> _Work request_
Copy each line of the entries that includes the word "etiqueta".

> _Data extract_
------------------------

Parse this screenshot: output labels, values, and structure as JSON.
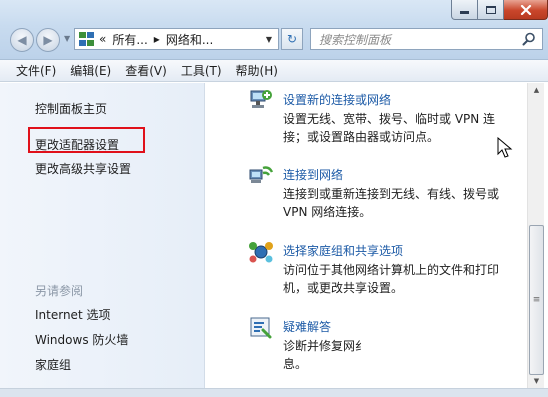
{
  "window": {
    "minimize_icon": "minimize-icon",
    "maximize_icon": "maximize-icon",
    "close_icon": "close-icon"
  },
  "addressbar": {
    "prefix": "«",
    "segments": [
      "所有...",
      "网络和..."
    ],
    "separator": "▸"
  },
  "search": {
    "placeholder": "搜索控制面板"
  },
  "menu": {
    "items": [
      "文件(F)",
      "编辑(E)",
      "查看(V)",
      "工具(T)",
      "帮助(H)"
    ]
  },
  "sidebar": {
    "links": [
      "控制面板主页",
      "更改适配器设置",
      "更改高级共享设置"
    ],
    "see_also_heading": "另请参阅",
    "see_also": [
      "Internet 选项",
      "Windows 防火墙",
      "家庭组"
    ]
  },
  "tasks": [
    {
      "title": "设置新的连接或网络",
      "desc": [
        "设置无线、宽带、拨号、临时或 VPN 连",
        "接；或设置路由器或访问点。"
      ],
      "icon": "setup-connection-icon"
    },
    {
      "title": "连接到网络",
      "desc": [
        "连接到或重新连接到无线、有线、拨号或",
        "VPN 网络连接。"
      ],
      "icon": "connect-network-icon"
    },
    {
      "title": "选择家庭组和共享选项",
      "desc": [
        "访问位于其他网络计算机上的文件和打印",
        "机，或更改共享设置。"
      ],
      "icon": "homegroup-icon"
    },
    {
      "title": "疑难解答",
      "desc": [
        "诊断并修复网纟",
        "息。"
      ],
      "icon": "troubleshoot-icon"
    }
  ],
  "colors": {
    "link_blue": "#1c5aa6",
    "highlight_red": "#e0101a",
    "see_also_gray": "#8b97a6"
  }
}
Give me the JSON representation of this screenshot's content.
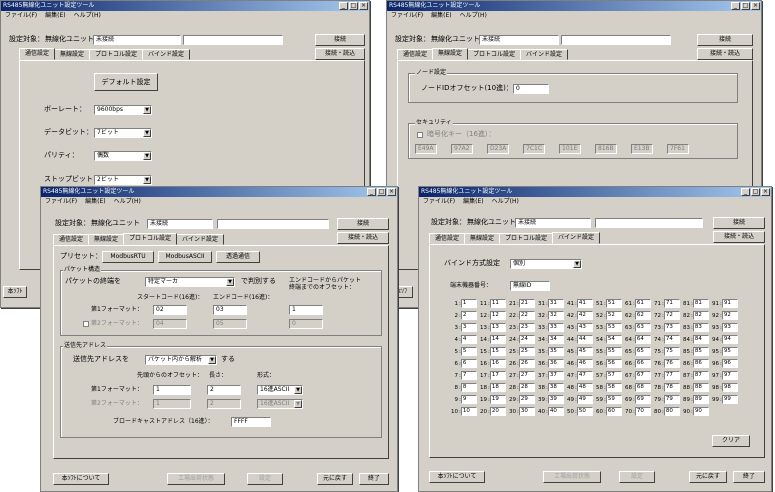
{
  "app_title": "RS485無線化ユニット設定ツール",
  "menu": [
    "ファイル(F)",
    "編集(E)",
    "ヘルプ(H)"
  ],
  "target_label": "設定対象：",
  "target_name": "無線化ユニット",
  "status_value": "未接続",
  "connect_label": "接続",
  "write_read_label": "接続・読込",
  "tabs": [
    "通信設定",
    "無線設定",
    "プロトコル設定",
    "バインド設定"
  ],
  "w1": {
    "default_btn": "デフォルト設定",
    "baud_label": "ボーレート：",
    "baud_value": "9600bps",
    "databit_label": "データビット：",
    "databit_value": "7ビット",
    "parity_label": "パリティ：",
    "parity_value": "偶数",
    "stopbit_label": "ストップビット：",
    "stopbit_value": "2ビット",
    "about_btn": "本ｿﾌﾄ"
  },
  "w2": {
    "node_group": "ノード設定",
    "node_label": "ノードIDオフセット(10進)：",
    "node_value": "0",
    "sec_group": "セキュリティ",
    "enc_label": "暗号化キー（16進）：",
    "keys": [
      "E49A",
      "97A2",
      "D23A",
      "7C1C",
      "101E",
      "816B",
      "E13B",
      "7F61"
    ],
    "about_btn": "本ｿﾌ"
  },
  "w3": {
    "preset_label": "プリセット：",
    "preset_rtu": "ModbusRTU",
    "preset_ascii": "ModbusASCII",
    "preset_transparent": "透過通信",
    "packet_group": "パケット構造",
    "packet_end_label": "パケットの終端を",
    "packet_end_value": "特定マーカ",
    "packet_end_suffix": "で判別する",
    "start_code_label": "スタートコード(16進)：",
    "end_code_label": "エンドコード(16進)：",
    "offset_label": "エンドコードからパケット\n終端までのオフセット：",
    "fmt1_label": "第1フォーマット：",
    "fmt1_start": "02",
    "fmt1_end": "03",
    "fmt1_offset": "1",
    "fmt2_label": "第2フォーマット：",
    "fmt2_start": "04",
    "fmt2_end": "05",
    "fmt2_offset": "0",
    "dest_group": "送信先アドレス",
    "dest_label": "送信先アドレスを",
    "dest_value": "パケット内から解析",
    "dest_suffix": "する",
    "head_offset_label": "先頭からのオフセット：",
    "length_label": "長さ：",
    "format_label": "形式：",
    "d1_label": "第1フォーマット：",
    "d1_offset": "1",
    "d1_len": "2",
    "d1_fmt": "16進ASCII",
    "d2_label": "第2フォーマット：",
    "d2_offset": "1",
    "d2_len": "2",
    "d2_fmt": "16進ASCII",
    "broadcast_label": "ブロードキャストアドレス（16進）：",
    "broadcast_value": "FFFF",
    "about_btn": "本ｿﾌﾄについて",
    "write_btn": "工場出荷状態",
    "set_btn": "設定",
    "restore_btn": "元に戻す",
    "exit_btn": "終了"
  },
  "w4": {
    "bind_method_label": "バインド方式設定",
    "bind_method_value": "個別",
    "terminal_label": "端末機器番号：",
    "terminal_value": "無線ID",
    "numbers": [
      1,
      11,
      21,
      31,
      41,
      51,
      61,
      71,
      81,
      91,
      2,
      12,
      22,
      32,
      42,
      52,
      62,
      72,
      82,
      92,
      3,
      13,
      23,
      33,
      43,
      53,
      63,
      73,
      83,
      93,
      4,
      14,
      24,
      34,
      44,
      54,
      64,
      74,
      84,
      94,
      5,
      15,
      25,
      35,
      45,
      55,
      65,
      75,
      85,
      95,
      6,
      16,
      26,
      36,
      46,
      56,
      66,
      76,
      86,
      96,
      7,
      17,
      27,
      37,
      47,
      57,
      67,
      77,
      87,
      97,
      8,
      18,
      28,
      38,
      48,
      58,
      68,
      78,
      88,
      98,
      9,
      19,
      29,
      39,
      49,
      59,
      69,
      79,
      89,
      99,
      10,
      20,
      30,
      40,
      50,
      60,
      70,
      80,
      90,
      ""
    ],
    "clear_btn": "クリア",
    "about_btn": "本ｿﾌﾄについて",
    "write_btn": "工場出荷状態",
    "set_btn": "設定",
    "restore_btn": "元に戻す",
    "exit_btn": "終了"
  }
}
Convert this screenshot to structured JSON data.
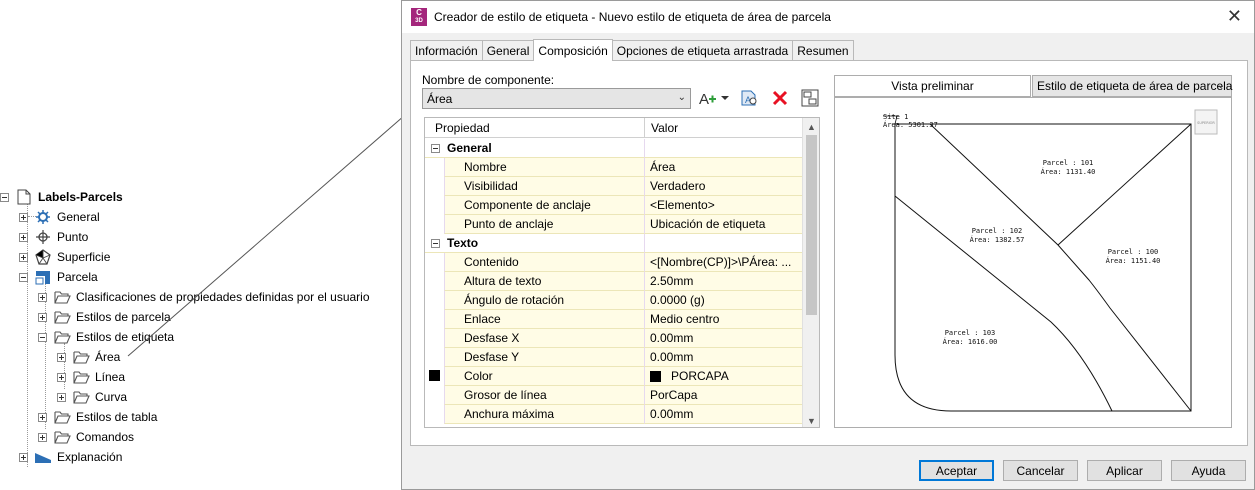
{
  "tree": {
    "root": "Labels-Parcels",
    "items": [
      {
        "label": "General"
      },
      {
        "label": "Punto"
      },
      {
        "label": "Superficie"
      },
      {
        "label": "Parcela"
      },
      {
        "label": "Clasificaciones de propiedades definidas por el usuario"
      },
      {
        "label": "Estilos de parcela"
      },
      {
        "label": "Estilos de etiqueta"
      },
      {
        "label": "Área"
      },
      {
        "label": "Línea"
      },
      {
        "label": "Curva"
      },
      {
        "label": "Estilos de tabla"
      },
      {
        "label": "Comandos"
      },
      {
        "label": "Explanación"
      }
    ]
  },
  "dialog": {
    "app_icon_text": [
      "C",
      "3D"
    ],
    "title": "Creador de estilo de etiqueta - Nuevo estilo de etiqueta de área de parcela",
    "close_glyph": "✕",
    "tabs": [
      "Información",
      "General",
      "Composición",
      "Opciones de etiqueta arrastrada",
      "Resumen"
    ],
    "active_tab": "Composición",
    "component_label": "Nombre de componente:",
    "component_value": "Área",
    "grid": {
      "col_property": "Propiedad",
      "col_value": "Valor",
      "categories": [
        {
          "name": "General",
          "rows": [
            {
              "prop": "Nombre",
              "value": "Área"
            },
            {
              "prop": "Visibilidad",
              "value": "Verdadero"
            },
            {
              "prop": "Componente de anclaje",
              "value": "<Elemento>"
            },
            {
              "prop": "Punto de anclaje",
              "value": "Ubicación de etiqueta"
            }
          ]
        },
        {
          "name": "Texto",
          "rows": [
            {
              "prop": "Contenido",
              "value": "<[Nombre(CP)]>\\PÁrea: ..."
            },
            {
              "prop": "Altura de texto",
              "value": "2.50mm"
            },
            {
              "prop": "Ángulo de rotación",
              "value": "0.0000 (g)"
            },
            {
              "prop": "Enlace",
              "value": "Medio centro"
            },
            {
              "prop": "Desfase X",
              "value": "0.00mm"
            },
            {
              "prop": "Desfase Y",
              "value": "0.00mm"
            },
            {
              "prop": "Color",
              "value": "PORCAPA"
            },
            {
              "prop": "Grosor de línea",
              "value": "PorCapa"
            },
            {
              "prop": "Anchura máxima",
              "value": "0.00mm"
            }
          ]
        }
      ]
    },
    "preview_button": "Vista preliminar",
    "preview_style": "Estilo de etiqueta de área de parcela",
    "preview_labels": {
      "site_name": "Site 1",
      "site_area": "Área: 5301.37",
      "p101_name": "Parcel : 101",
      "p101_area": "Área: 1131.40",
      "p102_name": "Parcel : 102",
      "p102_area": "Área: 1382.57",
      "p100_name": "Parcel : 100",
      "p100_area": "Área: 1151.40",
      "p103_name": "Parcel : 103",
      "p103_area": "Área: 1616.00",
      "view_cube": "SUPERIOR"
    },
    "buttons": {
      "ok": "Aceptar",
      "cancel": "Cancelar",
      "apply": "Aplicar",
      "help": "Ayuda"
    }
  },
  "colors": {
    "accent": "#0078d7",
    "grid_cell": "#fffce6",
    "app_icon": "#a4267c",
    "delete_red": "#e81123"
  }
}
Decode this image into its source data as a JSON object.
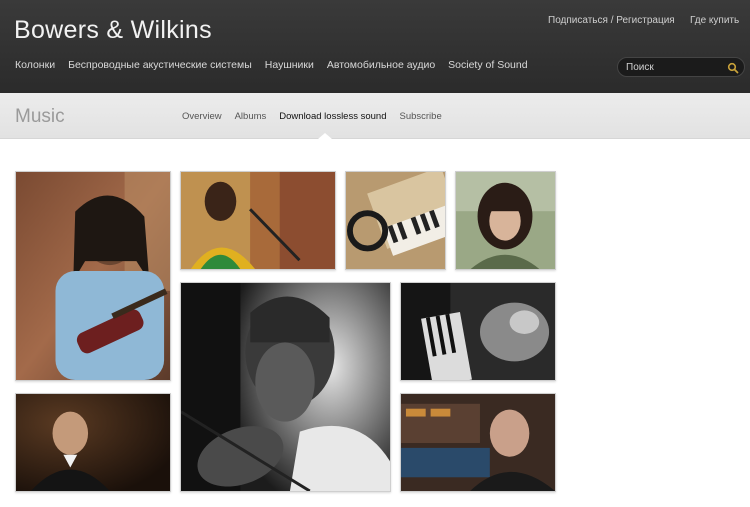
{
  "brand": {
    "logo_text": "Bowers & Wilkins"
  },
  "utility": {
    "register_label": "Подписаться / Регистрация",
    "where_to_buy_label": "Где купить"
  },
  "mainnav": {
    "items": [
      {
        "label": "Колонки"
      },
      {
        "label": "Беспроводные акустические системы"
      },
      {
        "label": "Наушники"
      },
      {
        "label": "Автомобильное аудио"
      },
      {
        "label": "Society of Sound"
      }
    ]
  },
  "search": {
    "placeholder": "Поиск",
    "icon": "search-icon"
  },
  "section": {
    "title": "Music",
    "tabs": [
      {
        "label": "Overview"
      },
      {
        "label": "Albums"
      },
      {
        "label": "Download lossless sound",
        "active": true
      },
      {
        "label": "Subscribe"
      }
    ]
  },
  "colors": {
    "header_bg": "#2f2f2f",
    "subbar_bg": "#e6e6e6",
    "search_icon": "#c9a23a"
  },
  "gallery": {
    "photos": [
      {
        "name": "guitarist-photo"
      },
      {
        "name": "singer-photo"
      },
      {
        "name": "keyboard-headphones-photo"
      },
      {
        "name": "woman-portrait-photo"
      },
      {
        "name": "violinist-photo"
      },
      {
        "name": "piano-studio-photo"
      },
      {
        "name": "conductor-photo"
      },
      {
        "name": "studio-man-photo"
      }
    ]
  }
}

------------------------

> _Output_
        "label": "Estilos de etiqueta"
    "title": "Creador de estilo de etiqueta - Nuevo estilo de etiqueta de área de parcela",
      "Opciones de etiqueta arrastrada",
              "value": "Ubicación de etiqueta"
    "preview_style": "Estilo de etiqueta de área de parcela",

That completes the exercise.